“I was completely out of touch with myself and everyone around me. I couldn’t find comfort in the drugs anymore. It felt like everyone around me knew something about happiness that I didn’t,” Coyne continued. “After I prayed to God to help me, the drugs didn’t feel the same, the relationships weren’t as comforting. Things almost felt more bleak, so I kept searching, but this time with God.”

Coyne retraces this process on the album’s title track — “If things are getting harder, then push harder through the pain,” she sings — sharing in conversation that she initially anticipated this reckoning would be “a cage match with myself.”

“And I was humbled when I realized how gentle and loving God was, because I wasn’t ready for gentle and loving,” she said. “I was trying to fight, and I thought I had to carry it all. … It turns out all I had to do was let go, and the whole record is talking about that change of mindset, where I just had to release control and not be the superhero.”

In the early months of this larger religious awakening, Coyne wasn’t sure if she could coexist in Hello Luna, and there were days she wondered if she would need to walk away from the band she founded six years ago. Gradually, though, Coyne said she came to the realization that it wasn’t the spaces she frequented that needed to change, but rather how she existed in them.

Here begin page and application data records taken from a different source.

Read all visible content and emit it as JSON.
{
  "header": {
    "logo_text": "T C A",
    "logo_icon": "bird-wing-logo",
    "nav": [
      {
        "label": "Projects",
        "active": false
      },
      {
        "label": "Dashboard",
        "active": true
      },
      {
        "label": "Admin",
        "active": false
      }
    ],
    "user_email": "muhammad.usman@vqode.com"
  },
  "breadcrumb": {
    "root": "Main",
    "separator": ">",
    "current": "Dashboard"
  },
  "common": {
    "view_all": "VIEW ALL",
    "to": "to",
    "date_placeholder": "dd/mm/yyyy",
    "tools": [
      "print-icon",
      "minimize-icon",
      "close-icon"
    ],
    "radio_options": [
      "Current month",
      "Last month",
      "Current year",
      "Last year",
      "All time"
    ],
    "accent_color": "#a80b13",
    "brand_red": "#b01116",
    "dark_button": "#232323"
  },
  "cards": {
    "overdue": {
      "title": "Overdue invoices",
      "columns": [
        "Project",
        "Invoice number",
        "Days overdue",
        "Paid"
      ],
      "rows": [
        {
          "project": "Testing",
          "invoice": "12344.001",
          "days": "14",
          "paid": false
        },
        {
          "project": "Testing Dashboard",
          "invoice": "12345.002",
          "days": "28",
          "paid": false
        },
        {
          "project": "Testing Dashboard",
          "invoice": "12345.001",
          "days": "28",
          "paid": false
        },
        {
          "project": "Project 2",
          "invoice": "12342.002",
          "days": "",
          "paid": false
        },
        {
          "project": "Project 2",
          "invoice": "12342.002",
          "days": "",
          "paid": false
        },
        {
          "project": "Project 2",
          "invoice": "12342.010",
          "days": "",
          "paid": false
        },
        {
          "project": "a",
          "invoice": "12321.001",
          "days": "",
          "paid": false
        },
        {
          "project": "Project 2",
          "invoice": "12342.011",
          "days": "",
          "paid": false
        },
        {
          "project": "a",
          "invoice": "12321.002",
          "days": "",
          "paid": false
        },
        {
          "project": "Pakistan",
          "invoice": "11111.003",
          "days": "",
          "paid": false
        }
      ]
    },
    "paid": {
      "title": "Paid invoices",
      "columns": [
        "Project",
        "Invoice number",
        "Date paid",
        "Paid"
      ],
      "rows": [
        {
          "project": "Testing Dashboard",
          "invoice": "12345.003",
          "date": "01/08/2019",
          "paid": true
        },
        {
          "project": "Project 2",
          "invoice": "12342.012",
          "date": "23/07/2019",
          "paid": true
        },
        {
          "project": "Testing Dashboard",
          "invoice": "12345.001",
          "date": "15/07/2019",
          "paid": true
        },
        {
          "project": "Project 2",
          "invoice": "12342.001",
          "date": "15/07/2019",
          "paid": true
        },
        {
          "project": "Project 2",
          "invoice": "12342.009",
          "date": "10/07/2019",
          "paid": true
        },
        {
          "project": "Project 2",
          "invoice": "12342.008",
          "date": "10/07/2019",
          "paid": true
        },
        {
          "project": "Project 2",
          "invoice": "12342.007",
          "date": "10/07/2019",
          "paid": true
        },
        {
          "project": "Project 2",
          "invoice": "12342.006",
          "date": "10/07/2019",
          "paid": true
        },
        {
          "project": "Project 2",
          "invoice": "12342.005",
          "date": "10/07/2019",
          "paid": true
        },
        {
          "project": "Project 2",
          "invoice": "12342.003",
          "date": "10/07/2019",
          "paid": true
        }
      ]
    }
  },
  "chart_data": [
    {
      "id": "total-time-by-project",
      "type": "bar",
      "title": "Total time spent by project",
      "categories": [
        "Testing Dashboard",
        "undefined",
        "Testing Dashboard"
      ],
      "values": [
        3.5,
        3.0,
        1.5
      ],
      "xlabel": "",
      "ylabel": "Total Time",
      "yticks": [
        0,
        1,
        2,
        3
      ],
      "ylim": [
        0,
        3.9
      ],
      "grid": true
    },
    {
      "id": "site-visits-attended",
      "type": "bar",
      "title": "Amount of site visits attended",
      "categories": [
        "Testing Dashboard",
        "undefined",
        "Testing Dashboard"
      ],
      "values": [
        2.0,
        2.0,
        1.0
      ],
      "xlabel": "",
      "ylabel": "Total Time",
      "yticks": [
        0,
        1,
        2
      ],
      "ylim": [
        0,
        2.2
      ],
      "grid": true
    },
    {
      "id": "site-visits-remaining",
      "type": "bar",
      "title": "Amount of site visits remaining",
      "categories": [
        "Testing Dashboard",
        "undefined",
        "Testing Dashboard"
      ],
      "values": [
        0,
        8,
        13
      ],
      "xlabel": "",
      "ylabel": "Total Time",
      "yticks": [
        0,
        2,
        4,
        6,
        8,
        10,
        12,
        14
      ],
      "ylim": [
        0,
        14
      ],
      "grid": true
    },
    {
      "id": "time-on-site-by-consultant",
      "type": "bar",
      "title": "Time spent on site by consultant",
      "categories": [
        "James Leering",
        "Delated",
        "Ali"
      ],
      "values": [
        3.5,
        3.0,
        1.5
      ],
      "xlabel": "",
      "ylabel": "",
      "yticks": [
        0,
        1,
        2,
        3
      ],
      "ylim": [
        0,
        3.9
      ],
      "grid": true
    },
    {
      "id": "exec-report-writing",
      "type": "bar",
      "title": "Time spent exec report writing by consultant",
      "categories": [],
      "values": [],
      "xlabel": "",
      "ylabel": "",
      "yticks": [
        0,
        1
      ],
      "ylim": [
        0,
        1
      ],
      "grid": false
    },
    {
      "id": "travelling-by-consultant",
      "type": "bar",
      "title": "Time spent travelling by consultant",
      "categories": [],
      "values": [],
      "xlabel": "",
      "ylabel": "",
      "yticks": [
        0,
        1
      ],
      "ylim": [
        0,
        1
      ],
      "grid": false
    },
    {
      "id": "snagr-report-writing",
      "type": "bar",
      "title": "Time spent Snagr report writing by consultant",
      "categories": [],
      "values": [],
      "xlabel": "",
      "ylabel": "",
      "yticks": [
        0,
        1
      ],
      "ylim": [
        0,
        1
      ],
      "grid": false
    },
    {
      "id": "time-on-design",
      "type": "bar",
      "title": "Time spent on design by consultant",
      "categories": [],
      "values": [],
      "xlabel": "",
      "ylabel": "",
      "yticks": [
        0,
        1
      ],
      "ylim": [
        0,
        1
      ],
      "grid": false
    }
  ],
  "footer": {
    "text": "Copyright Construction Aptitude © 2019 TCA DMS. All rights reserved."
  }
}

“I was the one who needed to be transformed, not everything around me,” Coyne said. “And once I got that, and once I started to see the actual progress — which took a long, long time and is still a struggle — it gave me so much more purpose. I’m in a much healthier mindset now than I was in the beginning. Finally stepping into the person I was trying to become, and still being able to do what I love and what I feel like I’m here to do, what else do you need, you know?”